FL× 1.2 = 600 × 0.4

FL = 200 N;

(ii)Since Fn = 0

↑ FL + Nw = ↓ W

Nw = 600 – 200

= 400 N ↑

(b)Since the wheelbarrow is moving at a constant speed in a straight line, Fn = 0.

(i)Horizontal force = F sin 50°

= 260 sin 50°

= 199 N

(ii)∑Fx = 0

f = Fhorizontal = 199 N

13.A rod of length 1.0 metre has non-uniform composition, so that the centre of gravity is not at its geometrical centre. The rod is laid on supports across two top-pan balances as shown in the diagram. The balances (previously set at zero) give readings of 240g and 320g.

Since the rod is stationary, it is in equilibrium, i.e. Fn = 0 andτn = 0

Taking moments about C.G (so that the moment due to the W of the rod is zero)

240 L = 320(1 – L)

L = 0.57 m

Therefore, c.g. of rod is 0.070 m to the right of the geometrical center.

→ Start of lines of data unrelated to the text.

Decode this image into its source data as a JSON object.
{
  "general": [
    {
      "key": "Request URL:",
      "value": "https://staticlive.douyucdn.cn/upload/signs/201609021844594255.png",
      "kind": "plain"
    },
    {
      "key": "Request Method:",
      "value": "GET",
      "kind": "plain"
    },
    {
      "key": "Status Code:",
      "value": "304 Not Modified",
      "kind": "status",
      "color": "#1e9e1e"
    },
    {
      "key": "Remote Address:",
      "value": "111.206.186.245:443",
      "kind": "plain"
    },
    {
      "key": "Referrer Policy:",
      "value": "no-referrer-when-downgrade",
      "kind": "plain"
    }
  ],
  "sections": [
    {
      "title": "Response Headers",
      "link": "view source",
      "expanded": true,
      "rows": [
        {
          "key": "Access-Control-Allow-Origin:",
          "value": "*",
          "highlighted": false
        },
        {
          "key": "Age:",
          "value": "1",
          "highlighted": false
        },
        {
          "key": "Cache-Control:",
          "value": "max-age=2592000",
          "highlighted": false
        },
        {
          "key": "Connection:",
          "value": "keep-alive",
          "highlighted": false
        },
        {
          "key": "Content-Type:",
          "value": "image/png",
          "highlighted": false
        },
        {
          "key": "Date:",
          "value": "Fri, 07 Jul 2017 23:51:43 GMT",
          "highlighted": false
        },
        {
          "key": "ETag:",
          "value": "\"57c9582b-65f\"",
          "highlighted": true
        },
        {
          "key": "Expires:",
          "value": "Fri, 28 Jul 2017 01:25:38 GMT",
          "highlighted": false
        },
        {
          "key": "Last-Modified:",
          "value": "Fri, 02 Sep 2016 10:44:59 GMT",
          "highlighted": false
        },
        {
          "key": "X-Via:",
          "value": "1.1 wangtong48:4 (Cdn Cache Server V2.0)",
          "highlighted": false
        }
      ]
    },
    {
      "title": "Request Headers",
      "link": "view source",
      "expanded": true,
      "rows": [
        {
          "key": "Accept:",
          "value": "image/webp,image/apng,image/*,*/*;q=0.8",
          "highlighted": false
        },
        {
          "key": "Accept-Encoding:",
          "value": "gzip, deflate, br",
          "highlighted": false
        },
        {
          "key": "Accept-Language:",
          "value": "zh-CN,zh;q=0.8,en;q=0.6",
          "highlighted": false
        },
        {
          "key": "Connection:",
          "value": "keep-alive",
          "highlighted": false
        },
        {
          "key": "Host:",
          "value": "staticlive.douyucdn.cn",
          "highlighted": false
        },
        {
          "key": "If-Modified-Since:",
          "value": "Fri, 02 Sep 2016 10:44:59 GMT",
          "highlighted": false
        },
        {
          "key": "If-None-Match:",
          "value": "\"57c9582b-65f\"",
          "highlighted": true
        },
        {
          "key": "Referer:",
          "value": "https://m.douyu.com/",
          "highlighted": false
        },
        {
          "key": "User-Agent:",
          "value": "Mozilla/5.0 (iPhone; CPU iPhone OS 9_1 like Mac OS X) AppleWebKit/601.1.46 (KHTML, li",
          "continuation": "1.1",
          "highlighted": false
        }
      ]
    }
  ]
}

14.A mountain climber is rappelling down a vertical wall (the figure below ). The rope attaches to a buckle strapped to the climber's waist 15.0 cm to the right of his center of gravity. If the climber weighs 770 N, find

(a)the tension in the rope and

(b)the magnitude and direction of the contact force exerted by the wall on the climber's feet.

Since the person is not moving, he is in equilibrium, i.e. Fn = 0 and τn = 0

(a)The pivot chosen is the point of contact of the wall with the climber’s feet (this is so that the moment due to the friction and the normal force due to the wall will be 0.)

Using ∑MA = 0,

Sum of anti-clockwise moment = Sum of clockwise moment

T cos25˚ x 106 = 770 x 91

T = 729 N

(b)∑Fx = 0

N = T sin θ

N = 729 sin 25°

= 308 N

∑Fy = 0

f + T sin θ = Wc

f = 770 – 729 cos 25°

= 109 N

R2 =3082 + 1092

R = 327 N

θ = 19.5°

R is 327 N above the horizontal.

15A ladder of length 5.0 m and mass 2.0 kg rests against a wall. Its upper end is at a height of 4.0 m above the ground. Assuming that the wall is smooth, but not the ground, what is the force exerted by the wall on the ladder?

Since the ladder is at rest, it is in equilibrium,

i.e. Fn = 0 and τn = 0